Dark storm clouds were just beginning to swallow the sky over my college house as my phone started making an eerily familiar sound. While growing up in Alabama, I often heard tornado watch and tornado warning alerts broadcasting from the sirens mounted on posts every few miles along the highway. The residents of my small town knew that when a siren sounded, it was time to take cover as quickly as possible.
Since I was familiar with the storm-warning coming from my phone, I was able to remain calm. My college roommate--a transplant from New England--was caught off guard. After the warning period passed, I learned that her tornado knowledge was limited to watching the movie Twister and making a "tornado in a bottle" in elementary school.

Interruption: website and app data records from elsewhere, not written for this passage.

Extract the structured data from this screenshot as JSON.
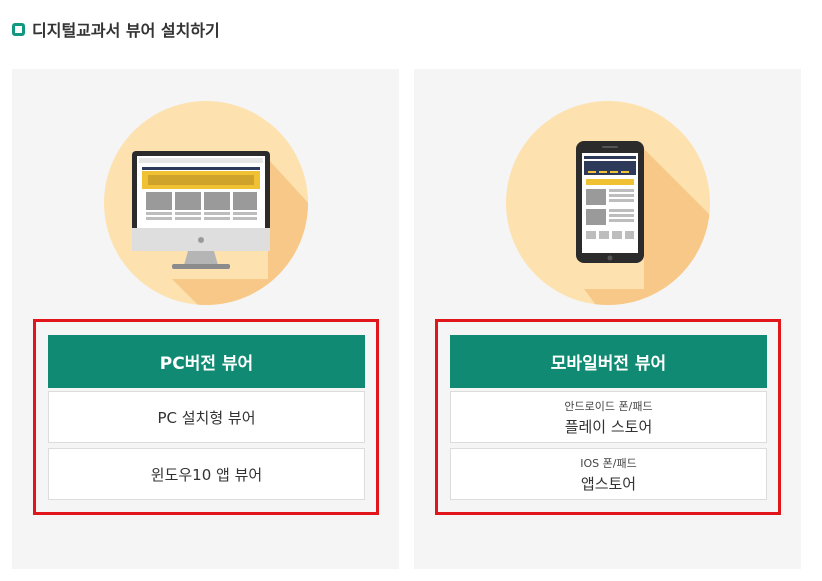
{
  "section": {
    "title": "디지털교과서 뷰어 설치하기"
  },
  "pc": {
    "heading": "PC버전 뷰어",
    "options": [
      {
        "label": "PC 설치형 뷰어"
      },
      {
        "label": "윈도우10 앱 뷰어"
      }
    ],
    "illustration_icon": "desktop-monitor-icon"
  },
  "mobile": {
    "heading": "모바일버전 뷰어",
    "options": [
      {
        "sublabel": "안드로이드 폰/패드",
        "label": "플레이 스토어"
      },
      {
        "sublabel": "IOS 폰/패드",
        "label": "앱스토어"
      }
    ],
    "illustration_icon": "smartphone-icon"
  },
  "colors": {
    "accent": "#118a74",
    "title_marker": "#13977f",
    "highlight_border": "#e0161b",
    "card_background": "#f5f5f5",
    "circle": "#fde2b0",
    "circle_shadow": "#f7c887"
  }
}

When my phone started beeping, she began rushing around the apartment collecting her prized possessions in a garbage bag. I watched in stunned silence. Had a tornado touched down, taking the time to gather her possessions could have cost both of us our lives.
My experience that day was an important reminder that when an unfamiliar crisis occurs, many people do things that increase, rather than mitigate the danger. Although the actual crisis your nonprofit experiences may not be the one you imagined and planned for, any prior preparation and planning will serve you well.
Consider the following tips to prepare for the crisis that might be around the bend at your nonprofit.